Eating is essential to life. But what are the costs – economic, social, environmental – that impact the sustainability of our food system? Join us on this new tour as we confront the issues that are so pertinent to food production. Big-Ag versus small, independent farmers, the distribution of water, California’s uniquely unregulated groundwater policy and its policy of pushing the water supply past its limit. We will look at the meaning of food justice and the seemingly unrelated, but not, issues of hunger and obesity. We will examine the role today of the wide variety of ethnic groups that came to California in search of a new life, the life of the migrant workers and the fires that regularly burn across California, blanketing swaths of the state in smoke and creating another challenge to our food supply.

Our program will begin in the fertile and agriculturally important Salinas, “the Salad Bowl of the World”, known for its production of lettuce, broccoli, peppers and numerous other crops.
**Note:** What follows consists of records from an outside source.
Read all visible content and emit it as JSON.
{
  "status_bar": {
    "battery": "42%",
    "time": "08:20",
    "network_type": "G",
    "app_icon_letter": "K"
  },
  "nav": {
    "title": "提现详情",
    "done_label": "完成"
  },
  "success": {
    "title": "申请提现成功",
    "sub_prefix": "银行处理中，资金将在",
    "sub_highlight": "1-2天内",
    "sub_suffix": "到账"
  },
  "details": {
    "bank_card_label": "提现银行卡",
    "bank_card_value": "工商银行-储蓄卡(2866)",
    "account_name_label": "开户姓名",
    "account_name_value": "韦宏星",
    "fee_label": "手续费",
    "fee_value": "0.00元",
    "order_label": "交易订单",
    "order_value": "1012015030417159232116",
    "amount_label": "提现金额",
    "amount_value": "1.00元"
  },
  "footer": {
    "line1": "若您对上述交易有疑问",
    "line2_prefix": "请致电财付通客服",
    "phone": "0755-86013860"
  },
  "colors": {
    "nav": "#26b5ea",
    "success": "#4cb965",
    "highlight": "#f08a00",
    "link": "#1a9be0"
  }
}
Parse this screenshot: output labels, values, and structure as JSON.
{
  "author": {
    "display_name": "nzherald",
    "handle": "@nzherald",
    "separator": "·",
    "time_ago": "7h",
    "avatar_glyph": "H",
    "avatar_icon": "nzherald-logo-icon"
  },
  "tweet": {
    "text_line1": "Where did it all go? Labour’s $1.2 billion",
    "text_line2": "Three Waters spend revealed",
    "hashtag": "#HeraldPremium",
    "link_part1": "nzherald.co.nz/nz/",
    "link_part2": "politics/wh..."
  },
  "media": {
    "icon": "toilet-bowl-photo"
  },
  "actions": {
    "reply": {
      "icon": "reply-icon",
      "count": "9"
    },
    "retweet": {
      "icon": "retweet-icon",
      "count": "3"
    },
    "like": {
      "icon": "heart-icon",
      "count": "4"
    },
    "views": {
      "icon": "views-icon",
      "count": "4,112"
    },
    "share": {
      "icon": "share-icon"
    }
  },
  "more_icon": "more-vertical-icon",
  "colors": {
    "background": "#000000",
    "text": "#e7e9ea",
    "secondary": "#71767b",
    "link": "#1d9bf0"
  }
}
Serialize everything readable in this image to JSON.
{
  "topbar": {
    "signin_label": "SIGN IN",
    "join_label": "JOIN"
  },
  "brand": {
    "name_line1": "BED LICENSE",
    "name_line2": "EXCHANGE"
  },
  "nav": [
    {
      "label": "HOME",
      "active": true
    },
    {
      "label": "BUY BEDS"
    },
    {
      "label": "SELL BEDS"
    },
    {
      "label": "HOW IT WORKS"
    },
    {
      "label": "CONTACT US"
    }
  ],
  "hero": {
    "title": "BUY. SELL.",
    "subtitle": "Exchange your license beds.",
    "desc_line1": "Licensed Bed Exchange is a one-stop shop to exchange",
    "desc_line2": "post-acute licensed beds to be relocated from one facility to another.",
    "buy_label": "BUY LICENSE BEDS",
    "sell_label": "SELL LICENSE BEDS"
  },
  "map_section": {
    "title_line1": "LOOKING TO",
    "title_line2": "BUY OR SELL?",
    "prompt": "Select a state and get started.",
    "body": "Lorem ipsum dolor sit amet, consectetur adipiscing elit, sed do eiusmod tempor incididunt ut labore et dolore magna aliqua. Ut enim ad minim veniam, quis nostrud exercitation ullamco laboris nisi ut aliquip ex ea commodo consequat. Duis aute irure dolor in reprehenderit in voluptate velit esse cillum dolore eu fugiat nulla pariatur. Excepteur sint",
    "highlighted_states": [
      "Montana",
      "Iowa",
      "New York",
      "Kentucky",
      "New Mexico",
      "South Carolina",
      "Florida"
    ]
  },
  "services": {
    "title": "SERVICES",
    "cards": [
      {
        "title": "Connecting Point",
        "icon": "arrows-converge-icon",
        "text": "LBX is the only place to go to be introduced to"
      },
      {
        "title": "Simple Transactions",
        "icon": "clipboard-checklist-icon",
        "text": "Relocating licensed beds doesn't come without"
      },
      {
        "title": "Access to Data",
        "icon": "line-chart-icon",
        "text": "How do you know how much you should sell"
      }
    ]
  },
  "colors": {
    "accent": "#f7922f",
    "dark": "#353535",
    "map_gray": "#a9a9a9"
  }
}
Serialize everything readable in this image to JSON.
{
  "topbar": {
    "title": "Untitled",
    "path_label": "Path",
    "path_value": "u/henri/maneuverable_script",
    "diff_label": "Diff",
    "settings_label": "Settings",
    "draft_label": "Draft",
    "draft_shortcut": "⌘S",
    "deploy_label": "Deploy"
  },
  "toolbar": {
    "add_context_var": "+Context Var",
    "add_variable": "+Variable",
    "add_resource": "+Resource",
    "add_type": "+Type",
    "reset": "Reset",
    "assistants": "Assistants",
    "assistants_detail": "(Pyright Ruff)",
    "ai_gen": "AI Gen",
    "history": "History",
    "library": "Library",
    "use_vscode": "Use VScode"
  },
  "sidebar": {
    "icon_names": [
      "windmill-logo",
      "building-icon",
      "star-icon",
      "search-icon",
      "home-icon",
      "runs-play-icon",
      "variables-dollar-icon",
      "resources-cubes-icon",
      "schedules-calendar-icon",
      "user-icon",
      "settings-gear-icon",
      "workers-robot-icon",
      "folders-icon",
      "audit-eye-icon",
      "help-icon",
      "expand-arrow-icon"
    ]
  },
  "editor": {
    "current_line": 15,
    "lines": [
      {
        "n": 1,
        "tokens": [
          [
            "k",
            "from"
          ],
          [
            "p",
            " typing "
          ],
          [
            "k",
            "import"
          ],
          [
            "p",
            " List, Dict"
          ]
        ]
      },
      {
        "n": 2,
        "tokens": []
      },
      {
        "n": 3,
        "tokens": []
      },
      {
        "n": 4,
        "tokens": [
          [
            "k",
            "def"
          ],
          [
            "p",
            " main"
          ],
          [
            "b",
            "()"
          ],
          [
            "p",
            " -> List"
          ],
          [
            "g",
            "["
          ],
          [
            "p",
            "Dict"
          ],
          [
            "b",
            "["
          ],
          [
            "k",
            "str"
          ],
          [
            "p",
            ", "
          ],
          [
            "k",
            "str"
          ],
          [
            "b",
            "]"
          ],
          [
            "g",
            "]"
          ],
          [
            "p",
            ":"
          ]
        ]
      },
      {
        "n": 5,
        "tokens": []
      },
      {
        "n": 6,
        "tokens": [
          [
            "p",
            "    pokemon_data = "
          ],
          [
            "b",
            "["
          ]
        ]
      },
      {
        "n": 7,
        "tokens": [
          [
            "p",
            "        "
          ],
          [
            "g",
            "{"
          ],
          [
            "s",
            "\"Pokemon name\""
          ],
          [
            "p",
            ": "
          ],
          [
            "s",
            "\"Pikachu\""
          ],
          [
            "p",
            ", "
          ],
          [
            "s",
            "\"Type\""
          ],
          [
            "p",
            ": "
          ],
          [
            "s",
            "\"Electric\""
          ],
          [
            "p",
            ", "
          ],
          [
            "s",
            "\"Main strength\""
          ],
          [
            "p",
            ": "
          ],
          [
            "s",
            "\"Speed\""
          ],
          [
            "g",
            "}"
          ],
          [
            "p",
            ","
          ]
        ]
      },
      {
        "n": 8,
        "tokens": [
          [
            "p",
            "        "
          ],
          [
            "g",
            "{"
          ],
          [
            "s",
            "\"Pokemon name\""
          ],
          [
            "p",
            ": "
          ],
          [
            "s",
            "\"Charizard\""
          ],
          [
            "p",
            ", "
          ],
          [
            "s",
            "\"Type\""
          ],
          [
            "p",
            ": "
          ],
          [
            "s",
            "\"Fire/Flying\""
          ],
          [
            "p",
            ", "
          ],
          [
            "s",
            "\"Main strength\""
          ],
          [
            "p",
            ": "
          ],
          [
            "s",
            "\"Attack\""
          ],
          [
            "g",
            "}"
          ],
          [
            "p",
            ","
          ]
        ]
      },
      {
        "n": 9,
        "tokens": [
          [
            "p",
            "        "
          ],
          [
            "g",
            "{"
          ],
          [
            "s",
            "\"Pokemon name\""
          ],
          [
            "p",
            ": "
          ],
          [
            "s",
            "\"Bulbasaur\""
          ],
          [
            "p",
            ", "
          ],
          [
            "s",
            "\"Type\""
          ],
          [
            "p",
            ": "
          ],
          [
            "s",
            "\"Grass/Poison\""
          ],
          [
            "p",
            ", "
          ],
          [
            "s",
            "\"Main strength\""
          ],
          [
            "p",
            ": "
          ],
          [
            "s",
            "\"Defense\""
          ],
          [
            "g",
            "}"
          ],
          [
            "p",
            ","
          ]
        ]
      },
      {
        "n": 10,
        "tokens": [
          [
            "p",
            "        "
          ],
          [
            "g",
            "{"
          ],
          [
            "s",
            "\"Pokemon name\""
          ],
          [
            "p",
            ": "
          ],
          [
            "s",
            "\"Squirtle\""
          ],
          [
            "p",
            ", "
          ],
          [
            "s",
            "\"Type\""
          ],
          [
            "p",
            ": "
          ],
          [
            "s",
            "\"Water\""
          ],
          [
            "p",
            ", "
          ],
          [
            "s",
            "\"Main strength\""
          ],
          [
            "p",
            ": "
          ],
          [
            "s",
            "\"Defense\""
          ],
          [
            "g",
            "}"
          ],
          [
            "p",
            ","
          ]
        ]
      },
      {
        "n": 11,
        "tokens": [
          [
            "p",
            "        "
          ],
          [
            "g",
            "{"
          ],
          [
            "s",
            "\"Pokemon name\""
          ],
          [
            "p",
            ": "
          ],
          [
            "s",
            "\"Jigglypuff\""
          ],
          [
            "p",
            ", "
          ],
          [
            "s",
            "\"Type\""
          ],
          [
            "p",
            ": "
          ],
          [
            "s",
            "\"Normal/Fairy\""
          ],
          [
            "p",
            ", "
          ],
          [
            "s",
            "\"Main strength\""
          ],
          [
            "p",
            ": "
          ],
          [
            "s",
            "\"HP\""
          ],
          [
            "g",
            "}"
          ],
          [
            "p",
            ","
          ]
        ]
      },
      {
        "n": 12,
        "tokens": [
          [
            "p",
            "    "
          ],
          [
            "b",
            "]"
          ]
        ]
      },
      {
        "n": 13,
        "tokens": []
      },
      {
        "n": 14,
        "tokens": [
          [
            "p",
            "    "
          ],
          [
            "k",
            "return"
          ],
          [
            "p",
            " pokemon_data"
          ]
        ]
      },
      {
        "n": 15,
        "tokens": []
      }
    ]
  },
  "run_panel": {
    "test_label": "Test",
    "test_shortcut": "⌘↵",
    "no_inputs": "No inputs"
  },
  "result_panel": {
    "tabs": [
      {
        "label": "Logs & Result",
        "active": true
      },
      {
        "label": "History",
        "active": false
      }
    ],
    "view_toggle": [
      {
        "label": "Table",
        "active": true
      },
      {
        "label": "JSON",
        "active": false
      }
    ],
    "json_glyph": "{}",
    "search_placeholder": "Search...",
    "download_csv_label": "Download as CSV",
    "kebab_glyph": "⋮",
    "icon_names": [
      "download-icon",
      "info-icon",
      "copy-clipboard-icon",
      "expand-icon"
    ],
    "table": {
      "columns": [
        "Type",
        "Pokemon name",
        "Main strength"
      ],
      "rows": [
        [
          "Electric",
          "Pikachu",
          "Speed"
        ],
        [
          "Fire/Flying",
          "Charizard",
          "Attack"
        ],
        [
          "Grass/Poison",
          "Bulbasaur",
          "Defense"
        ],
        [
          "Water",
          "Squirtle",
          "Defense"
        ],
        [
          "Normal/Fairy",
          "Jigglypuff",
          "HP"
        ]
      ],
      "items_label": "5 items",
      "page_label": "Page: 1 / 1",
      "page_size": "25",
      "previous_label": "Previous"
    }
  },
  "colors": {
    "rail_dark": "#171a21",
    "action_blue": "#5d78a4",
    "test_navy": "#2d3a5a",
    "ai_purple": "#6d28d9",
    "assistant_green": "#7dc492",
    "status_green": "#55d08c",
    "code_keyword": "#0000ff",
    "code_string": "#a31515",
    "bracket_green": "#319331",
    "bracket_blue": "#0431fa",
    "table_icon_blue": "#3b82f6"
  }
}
This is Steinbeck country and we will meet with farmers, large and small, learn of innovative new practices, understand the cannabis industry, which is expected to pump close to $20 billion into the state’s economy in 2021, and talk with the anonymous workers who harvest, package, and ship all the produce – they are the forgotten and ignored backbone of this industry.

We will travel east to the Central Valley, America’s fruit bowl, and the heart of California’s $50bn agriculture industry where carefully chosen voices will share their experiences including John Kirkpatrick, who has been the only significant U.S. grower of etrog citrons for religious use (under rabbinical supervision) for more than 30 years. The Central Valley is home to the U.S. raisin industry, the entirety of which is crammed into a few hundred square miles. This is a surprisingly political and intensely complicated industry. It is also home of California’s dairy industry and we will have the chance to learn about a program to install dairy digester renewable fuel that will take the methane, a greenhouse gas 25 times more potent than CO2, and convert it to a renewable compressed natural gas for vehicles.  

Our program ends in Los Angeles, stopping first at Apricot Lane Farms, the farm featured in the documentary The Biggest Little Farm. Here we will also examine issues around food justice and the role of urban farms.  

This tour is still in development. To be among the first to receive complete details, email us at